What you should do: What you return must match the records exactly.

Data records
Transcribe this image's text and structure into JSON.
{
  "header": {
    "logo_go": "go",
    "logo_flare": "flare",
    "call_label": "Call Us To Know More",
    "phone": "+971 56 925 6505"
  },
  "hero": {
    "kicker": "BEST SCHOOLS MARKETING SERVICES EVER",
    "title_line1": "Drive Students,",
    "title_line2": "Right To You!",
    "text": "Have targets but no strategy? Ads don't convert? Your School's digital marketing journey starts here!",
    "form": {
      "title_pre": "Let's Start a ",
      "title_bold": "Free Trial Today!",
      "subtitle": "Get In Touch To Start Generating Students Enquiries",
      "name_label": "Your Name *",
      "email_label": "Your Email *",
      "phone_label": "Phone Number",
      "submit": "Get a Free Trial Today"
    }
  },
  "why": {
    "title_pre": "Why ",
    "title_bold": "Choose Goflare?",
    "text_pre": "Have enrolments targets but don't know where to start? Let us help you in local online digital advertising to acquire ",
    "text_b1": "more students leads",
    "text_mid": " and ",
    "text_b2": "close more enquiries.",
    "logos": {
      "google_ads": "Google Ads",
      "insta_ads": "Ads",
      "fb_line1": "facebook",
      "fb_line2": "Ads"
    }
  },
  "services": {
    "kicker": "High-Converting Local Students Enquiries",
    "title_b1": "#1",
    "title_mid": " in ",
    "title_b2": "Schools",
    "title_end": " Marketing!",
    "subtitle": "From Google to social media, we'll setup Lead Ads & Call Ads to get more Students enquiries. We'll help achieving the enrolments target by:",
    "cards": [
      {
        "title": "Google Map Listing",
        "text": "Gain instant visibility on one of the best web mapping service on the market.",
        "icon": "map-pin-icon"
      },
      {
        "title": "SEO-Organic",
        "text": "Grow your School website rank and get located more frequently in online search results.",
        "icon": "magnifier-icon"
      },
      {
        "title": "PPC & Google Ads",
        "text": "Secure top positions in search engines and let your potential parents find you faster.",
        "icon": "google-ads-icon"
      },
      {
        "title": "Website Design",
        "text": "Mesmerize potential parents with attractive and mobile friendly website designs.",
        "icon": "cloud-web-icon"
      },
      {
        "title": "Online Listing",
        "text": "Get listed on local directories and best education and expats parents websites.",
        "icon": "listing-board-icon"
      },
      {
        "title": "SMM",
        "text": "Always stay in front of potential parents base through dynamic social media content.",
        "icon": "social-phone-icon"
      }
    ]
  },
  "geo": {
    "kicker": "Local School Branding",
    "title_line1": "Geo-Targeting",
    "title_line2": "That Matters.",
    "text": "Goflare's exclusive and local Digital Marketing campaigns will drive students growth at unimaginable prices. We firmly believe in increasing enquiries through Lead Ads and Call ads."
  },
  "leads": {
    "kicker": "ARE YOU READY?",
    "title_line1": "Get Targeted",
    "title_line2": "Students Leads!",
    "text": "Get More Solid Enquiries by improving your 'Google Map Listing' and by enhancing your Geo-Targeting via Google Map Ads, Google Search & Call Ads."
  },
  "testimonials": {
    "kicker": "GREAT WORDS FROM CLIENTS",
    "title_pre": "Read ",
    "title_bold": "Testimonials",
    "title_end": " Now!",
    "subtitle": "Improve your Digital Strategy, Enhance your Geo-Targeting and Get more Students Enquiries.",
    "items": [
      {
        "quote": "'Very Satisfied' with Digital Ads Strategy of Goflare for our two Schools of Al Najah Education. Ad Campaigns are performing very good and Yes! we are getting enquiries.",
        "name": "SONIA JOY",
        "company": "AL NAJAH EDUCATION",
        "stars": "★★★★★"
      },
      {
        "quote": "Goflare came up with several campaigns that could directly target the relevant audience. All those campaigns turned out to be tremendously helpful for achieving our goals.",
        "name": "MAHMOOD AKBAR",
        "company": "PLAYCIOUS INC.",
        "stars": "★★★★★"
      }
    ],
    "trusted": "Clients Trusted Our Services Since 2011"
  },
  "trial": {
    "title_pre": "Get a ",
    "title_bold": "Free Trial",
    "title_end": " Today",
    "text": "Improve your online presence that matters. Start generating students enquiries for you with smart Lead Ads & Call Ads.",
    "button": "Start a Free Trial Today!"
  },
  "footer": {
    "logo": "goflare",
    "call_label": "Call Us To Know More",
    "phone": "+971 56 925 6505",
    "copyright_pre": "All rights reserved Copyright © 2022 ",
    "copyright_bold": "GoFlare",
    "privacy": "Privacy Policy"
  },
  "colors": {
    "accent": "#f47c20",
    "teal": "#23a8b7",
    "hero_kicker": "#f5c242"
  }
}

Task output:
Transcribe this image's text and structure into JSON.
{
  "header": {
    "logo_go": "go",
    "logo_flare": "flare",
    "call_label": "Call Us To Know More",
    "phone": "+971 56 925 6505"
  },
  "hero": {
    "kicker": "BEST SCHOOLS MARKETING SERVICES EVER",
    "title_line1": "Drive Students,",
    "title_line2": "Right To You!",
    "text": "Have targets but no strategy? Ads don't convert? Your School's digital marketing journey starts here!",
    "form": {
      "title_pre": "Let's Start a ",
      "title_bold": "Free Trial Today!",
      "subtitle": "Get In Touch To Start Generating Students Enquiries",
      "name_label": "Your Name *",
      "email_label": "Your Email *",
      "phone_label": "Phone Number",
      "submit": "Get a Free Trial Today"
    }
  },
  "why": {
    "title_pre": "Why ",
    "title_bold": "Choose Goflare?",
    "text_pre": "Have enrolments targets but don't know where to start? Let us help you in local online digital advertising to acquire ",
    "text_b1": "more students leads",
    "text_mid": " and ",
    "text_b2": "close more enquiries.",
    "logos": {
      "google_ads": "Google Ads",
      "insta_ads": "Ads",
      "fb_line1": "facebook",
      "fb_line2": "Ads"
    }
  },
  "services": {
    "kicker": "High-Converting Local Students Enquiries",
    "title_b1": "#1",
    "title_mid": " in ",
    "title_b2": "Schools",
    "title_end": " Marketing!",
    "subtitle": "From Google to social media, we'll setup Lead Ads & Call Ads to get more Students enquiries. We'll help achieving the enrolments target by:",
    "cards": [
      {
        "title": "Google Map Listing",
        "text": "Gain instant visibility on one of the best web mapping service on the market.",
        "icon": "map-pin-icon"
      },
      {
        "title": "SEO-Organic",
        "text": "Grow your School website rank and get located more frequently in online search results.",
        "icon": "magnifier-icon"
      },
      {
        "title": "PPC & Google Ads",
        "text": "Secure top positions in search engines and let your potential parents find you faster.",
        "icon": "google-ads-icon"
      },
      {
        "title": "Website Design",
        "text": "Mesmerize potential parents with attractive and mobile friendly website designs.",
        "icon": "cloud-web-icon"
      },
      {
        "title": "Online Listing",
        "text": "Get listed on local directories and best education and expats parents websites.",
        "icon": "listing-board-icon"
      },
      {
        "title": "SMM",
        "text": "Always stay in front of potential parents base through dynamic social media content.",
        "icon": "social-phone-icon"
      }
    ]
  },
  "geo": {
    "kicker": "Local School Branding",
    "title_line1": "Geo-Targeting",
    "title_line2": "That Matters.",
    "text": "Goflare's exclusive and local Digital Marketing campaigns will drive students growth at unimaginable prices. We firmly believe in increasing enquiries through Lead Ads and Call ads."
  },
  "leads": {
    "kicker": "ARE YOU READY?",
    "title_line1": "Get Targeted",
    "title_line2": "Students Leads!",
    "text": "Get More Solid Enquiries by improving your 'Google Map Listing' and by enhancing your Geo-Targeting via Google Map Ads, Google Search & Call Ads."
  },
  "testimonials": {
    "kicker": "GREAT WORDS FROM CLIENTS",
    "title_pre": "Read ",
    "title_bold": "Testimonials",
    "title_end": " Now!",
    "subtitle": "Improve your Digital Strategy, Enhance your Geo-Targeting and Get more Students Enquiries.",
    "items": [
      {
        "quote": "'Very Satisfied' with Digital Ads Strategy of Goflare for our two Schools of Al Najah Education. Ad Campaigns are performing very good and Yes! we are getting enquiries.",
        "name": "SONIA JOY",
        "company": "AL NAJAH EDUCATION",
        "stars": "★★★★★"
      },
      {
        "quote": "Goflare came up with several campaigns that could directly target the relevant audience. All those campaigns turned out to be tremendously helpful for achieving our goals.",
        "name": "MAHMOOD AKBAR",
        "company": "PLAYCIOUS INC.",
        "stars": "★★★★★"
      }
    ],
    "trusted": "Clients Trusted Our Services Since 2011"
  },
  "trial": {
    "title_pre": "Get a ",
    "title_bold": "Free Trial",
    "title_end": " Today",
    "text": "Improve your online presence that matters. Start generating students enquiries for you with smart Lead Ads & Call Ads.",
    "button": "Start a Free Trial Today!"
  },
  "footer": {
    "logo": "goflare",
    "call_label": "Call Us To Know More",
    "phone": "+971 56 925 6505",
    "copyright_pre": "All rights reserved Copyright © 2022 ",
    "copyright_bold": "GoFlare",
    "privacy": "Privacy Policy"
  },
  "colors": {
    "accent": "#f47c20",
    "teal": "#23a8b7",
    "hero_kicker": "#f5c242"
  }
}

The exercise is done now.